Website and app data records:

※

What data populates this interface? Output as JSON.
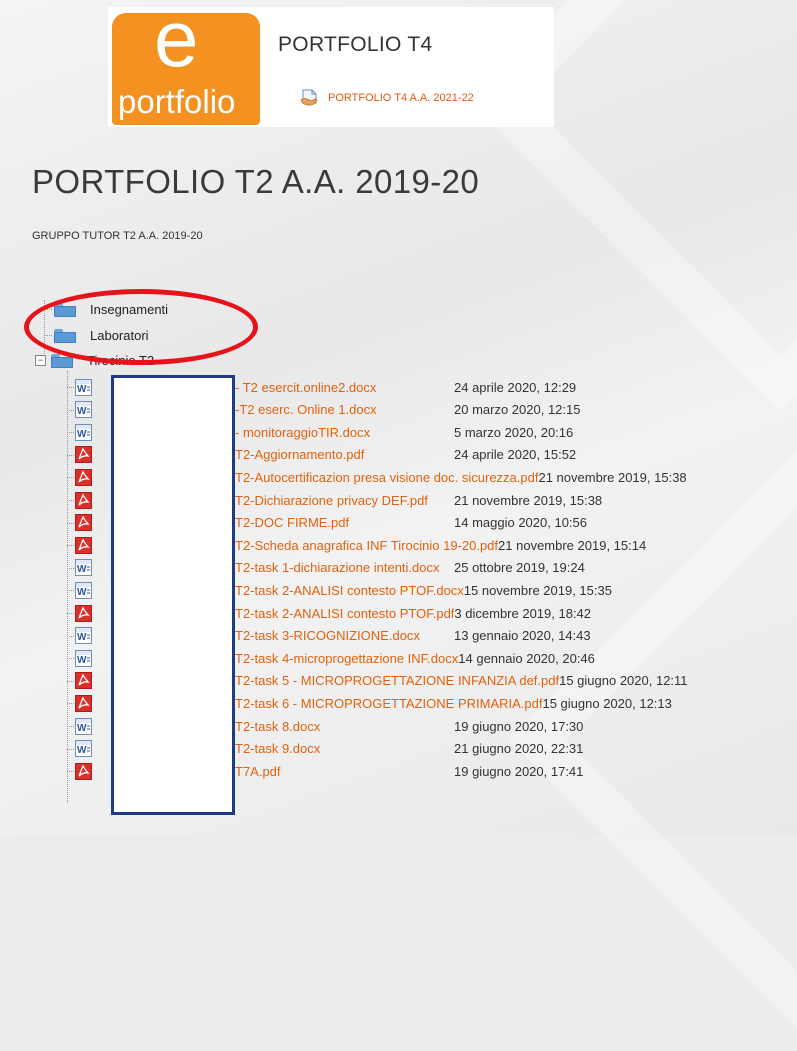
{
  "header": {
    "logo_letter": "e",
    "logo_word": "portfolio",
    "title": "PORTFOLIO T4",
    "link": "PORTFOLIO T4 A.A. 2021-22"
  },
  "page": {
    "title": "PORTFOLIO T2 A.A. 2019-20",
    "group": "GRUPPO TUTOR T2 A.A. 2019-20"
  },
  "tree": {
    "folders": [
      "Insegnamenti",
      "Laboratori",
      "Tirocinio T2"
    ],
    "expand_symbol": "−"
  },
  "files": [
    {
      "type": "word",
      "name": "- T2 esercit.online2.docx",
      "date": "24 aprile 2020, 12:29"
    },
    {
      "type": "word",
      "name": "-T2 eserc. Online 1.docx",
      "date": "20 marzo 2020, 12:15"
    },
    {
      "type": "word",
      "name": "- monitoraggioTIR.docx",
      "date": "5 marzo 2020, 20:16"
    },
    {
      "type": "pdf",
      "name": "T2-Aggiornamento.pdf",
      "date": "24 aprile 2020, 15:52"
    },
    {
      "type": "pdf",
      "name": "T2-Autocertificazion presa visione doc. sicurezza.pdf",
      "date": "21 novembre 2019, 15:38"
    },
    {
      "type": "pdf",
      "name": "T2-Dichiarazione privacy DEF.pdf",
      "date": "21 novembre 2019, 15:38"
    },
    {
      "type": "pdf",
      "name": "T2-DOC FIRME.pdf",
      "date": "14 maggio 2020, 10:56"
    },
    {
      "type": "pdf",
      "name": "T2-Scheda anagrafica INF Tirocinio 19-20.pdf",
      "date": "21 novembre 2019, 15:14"
    },
    {
      "type": "word",
      "name": "T2-task 1-dichiarazione intenti.docx",
      "date": "25 ottobre 2019, 19:24"
    },
    {
      "type": "word",
      "name": "T2-task 2-ANALISI contesto PTOF.docx",
      "date": "15 novembre 2019, 15:35"
    },
    {
      "type": "pdf",
      "name": "T2-task 2-ANALISI contesto PTOF.pdf",
      "date": "3 dicembre 2019, 18:42"
    },
    {
      "type": "word",
      "name": "T2-task 3-RICOGNIZIONE.docx",
      "date": "13 gennaio 2020, 14:43"
    },
    {
      "type": "word",
      "name": "T2-task 4-microprogettazione INF.docx",
      "date": "14 gennaio 2020, 20:46"
    },
    {
      "type": "pdf",
      "name": "T2-task 5 - MICROPROGETTAZIONE INFANZIA def.pdf",
      "date": "15 giugno 2020, 12:11"
    },
    {
      "type": "pdf",
      "name": "T2-task 6 - MICROPROGETTAZIONE PRIMARIA.pdf",
      "date": "15 giugno 2020, 12:13"
    },
    {
      "type": "word",
      "name": "T2-task 8.docx",
      "date": "19 giugno 2020, 17:30"
    },
    {
      "type": "word",
      "name": "T2-task 9.docx",
      "date": "21 giugno 2020, 22:31"
    },
    {
      "type": "pdf",
      "name": "T7A.pdf",
      "date": "19 giugno 2020, 17:41"
    }
  ],
  "colors": {
    "accent": "#e0620e",
    "logo": "#f39121",
    "highlight_ellipse": "#e8121a",
    "redaction_border": "#1f3b84"
  }
}
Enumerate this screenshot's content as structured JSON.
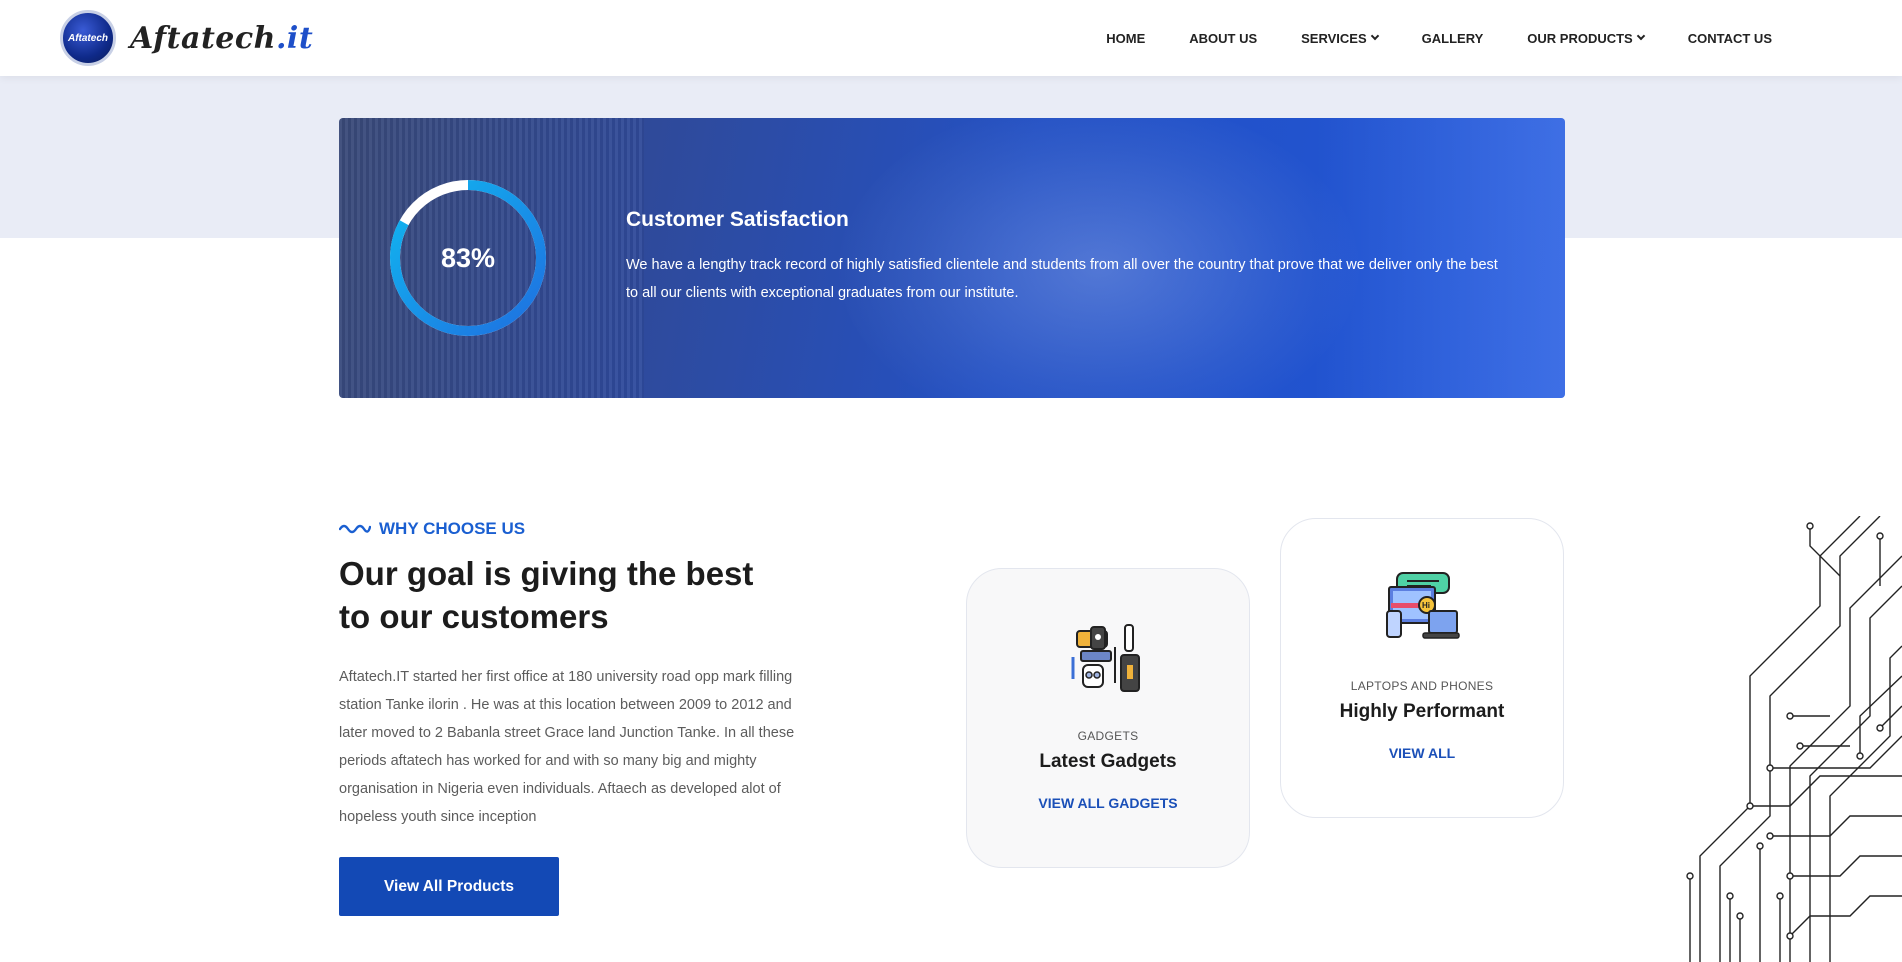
{
  "header": {
    "logo_badge_text": "Aftatech",
    "logo_text_main": "Aftatech",
    "logo_text_accent": ".it",
    "nav": [
      {
        "label": "HOME"
      },
      {
        "label": "ABOUT US"
      },
      {
        "label": "SERVICES"
      },
      {
        "label": "GALLERY"
      },
      {
        "label": "OUR PRODUCTS"
      },
      {
        "label": "CONTACT US"
      }
    ]
  },
  "hero": {
    "percent": 83,
    "percent_label": "83%",
    "title": "Customer Satisfaction",
    "text": "We have a lengthy track record of highly satisfied clientele and students from all over the country that prove that we deliver only the best to all our clients with exceptional graduates from our institute."
  },
  "why": {
    "eyebrow": "WHY CHOOSE US",
    "heading": "Our goal is giving the best to our customers",
    "description": "Aftatech.IT started her first office at 180 university road opp mark filling station Tanke ilorin . He was at this location between 2009 to 2012 and later moved to 2 Babanla street Grace land Junction Tanke. In all these periods aftatech has worked for and with so many big and mighty organisation in Nigeria even individuals. Aftaech as developed alot of hopeless youth since inception",
    "button_label": "View All Products"
  },
  "cards": [
    {
      "category": "GADGETS",
      "title": "Latest Gadgets",
      "link": "VIEW ALL GADGETS",
      "icon": "gadgets-icon"
    },
    {
      "category": "LAPTOPS AND PHONES",
      "title": "Highly Performant",
      "link": "VIEW ALL",
      "icon": "laptop-phone-icon"
    }
  ],
  "colors": {
    "accent": "#1349b5",
    "eyebrow": "#1a5fd1",
    "ring_start": "#1f6fe0",
    "ring_end": "#10b8f0"
  }
}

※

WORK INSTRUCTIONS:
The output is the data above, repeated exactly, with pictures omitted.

REPLY TO THE EXERCISE:
What data populates this interface? Output as JSON.
{
  "header": {
    "logo_letter": "e",
    "logo_word": "portfolio",
    "title": "PORTFOLIO T4",
    "link": "PORTFOLIO T4 A.A. 2021-22"
  },
  "page": {
    "title": "PORTFOLIO T2 A.A. 2019-20",
    "group": "GRUPPO TUTOR T2 A.A. 2019-20"
  },
  "tree": {
    "folders": [
      "Insegnamenti",
      "Laboratori",
      "Tirocinio T2"
    ],
    "expand_symbol": "−"
  },
  "files": [
    {
      "type": "word",
      "name": "- T2 esercit.online2.docx",
      "date": "24 aprile 2020, 12:29"
    },
    {
      "type": "word",
      "name": "-T2 eserc. Online 1.docx",
      "date": "20 marzo 2020, 12:15"
    },
    {
      "type": "word",
      "name": "- monitoraggioTIR.docx",
      "date": "5 marzo 2020, 20:16"
    },
    {
      "type": "pdf",
      "name": "T2-Aggiornamento.pdf",
      "date": "24 aprile 2020, 15:52"
    },
    {
      "type": "pdf",
      "name": "T2-Autocertificazion presa visione doc. sicurezza.pdf",
      "date": "21 novembre 2019, 15:38"
    },
    {
      "type": "pdf",
      "name": "T2-Dichiarazione privacy DEF.pdf",
      "date": "21 novembre 2019, 15:38"
    },
    {
      "type": "pdf",
      "name": "T2-DOC FIRME.pdf",
      "date": "14 maggio 2020, 10:56"
    },
    {
      "type": "pdf",
      "name": "T2-Scheda anagrafica INF Tirocinio 19-20.pdf",
      "date": "21 novembre 2019, 15:14"
    },
    {
      "type": "word",
      "name": "T2-task 1-dichiarazione intenti.docx",
      "date": "25 ottobre 2019, 19:24"
    },
    {
      "type": "word",
      "name": "T2-task 2-ANALISI contesto PTOF.docx",
      "date": "15 novembre 2019, 15:35"
    },
    {
      "type": "pdf",
      "name": "T2-task 2-ANALISI contesto PTOF.pdf",
      "date": "3 dicembre 2019, 18:42"
    },
    {
      "type": "word",
      "name": "T2-task 3-RICOGNIZIONE.docx",
      "date": "13 gennaio 2020, 14:43"
    },
    {
      "type": "word",
      "name": "T2-task 4-microprogettazione INF.docx",
      "date": "14 gennaio 2020, 20:46"
    },
    {
      "type": "pdf",
      "name": "T2-task 5 - MICROPROGETTAZIONE INFANZIA def.pdf",
      "date": "15 giugno 2020, 12:11"
    },
    {
      "type": "pdf",
      "name": "T2-task 6 - MICROPROGETTAZIONE PRIMARIA.pdf",
      "date": "15 giugno 2020, 12:13"
    },
    {
      "type": "word",
      "name": "T2-task 8.docx",
      "date": "19 giugno 2020, 17:30"
    },
    {
      "type": "word",
      "name": "T2-task 9.docx",
      "date": "21 giugno 2020, 22:31"
    },
    {
      "type": "pdf",
      "name": "T7A.pdf",
      "date": "19 giugno 2020, 17:41"
    }
  ],
  "colors": {
    "accent": "#e0620e",
    "logo": "#f39121",
    "highlight_ellipse": "#e8121a",
    "redaction_border": "#1f3b84"
  }
}
Enumerate this screenshot's content as structured JSON.
{
  "header": {
    "logo_badge_text": "Aftatech",
    "logo_text_main": "Aftatech",
    "logo_text_accent": ".it",
    "nav": [
      {
        "label": "HOME"
      },
      {
        "label": "ABOUT US"
      },
      {
        "label": "SERVICES"
      },
      {
        "label": "GALLERY"
      },
      {
        "label": "OUR PRODUCTS"
      },
      {
        "label": "CONTACT US"
      }
    ]
  },
  "hero": {
    "percent": 83,
    "percent_label": "83%",
    "title": "Customer Satisfaction",
    "text": "We have a lengthy track record of highly satisfied clientele and students from all over the country that prove that we deliver only the best to all our clients with exceptional graduates from our institute."
  },
  "why": {
    "eyebrow": "WHY CHOOSE US",
    "heading": "Our goal is giving the best to our customers",
    "description": "Aftatech.IT started her first office at 180 university road opp mark filling station Tanke ilorin . He was at this location between 2009 to 2012 and later moved to 2 Babanla street Grace land Junction Tanke. In all these periods aftatech has worked for and with so many big and mighty organisation in Nigeria even individuals. Aftaech as developed alot of hopeless youth since inception",
    "button_label": "View All Products"
  },
  "cards": [
    {
      "category": "GADGETS",
      "title": "Latest Gadgets",
      "link": "VIEW ALL GADGETS",
      "icon": "gadgets-icon"
    },
    {
      "category": "LAPTOPS AND PHONES",
      "title": "Highly Performant",
      "link": "VIEW ALL",
      "icon": "laptop-phone-icon"
    }
  ],
  "colors": {
    "accent": "#1349b5",
    "eyebrow": "#1a5fd1",
    "ring_start": "#1f6fe0",
    "ring_end": "#10b8f0"
  }
}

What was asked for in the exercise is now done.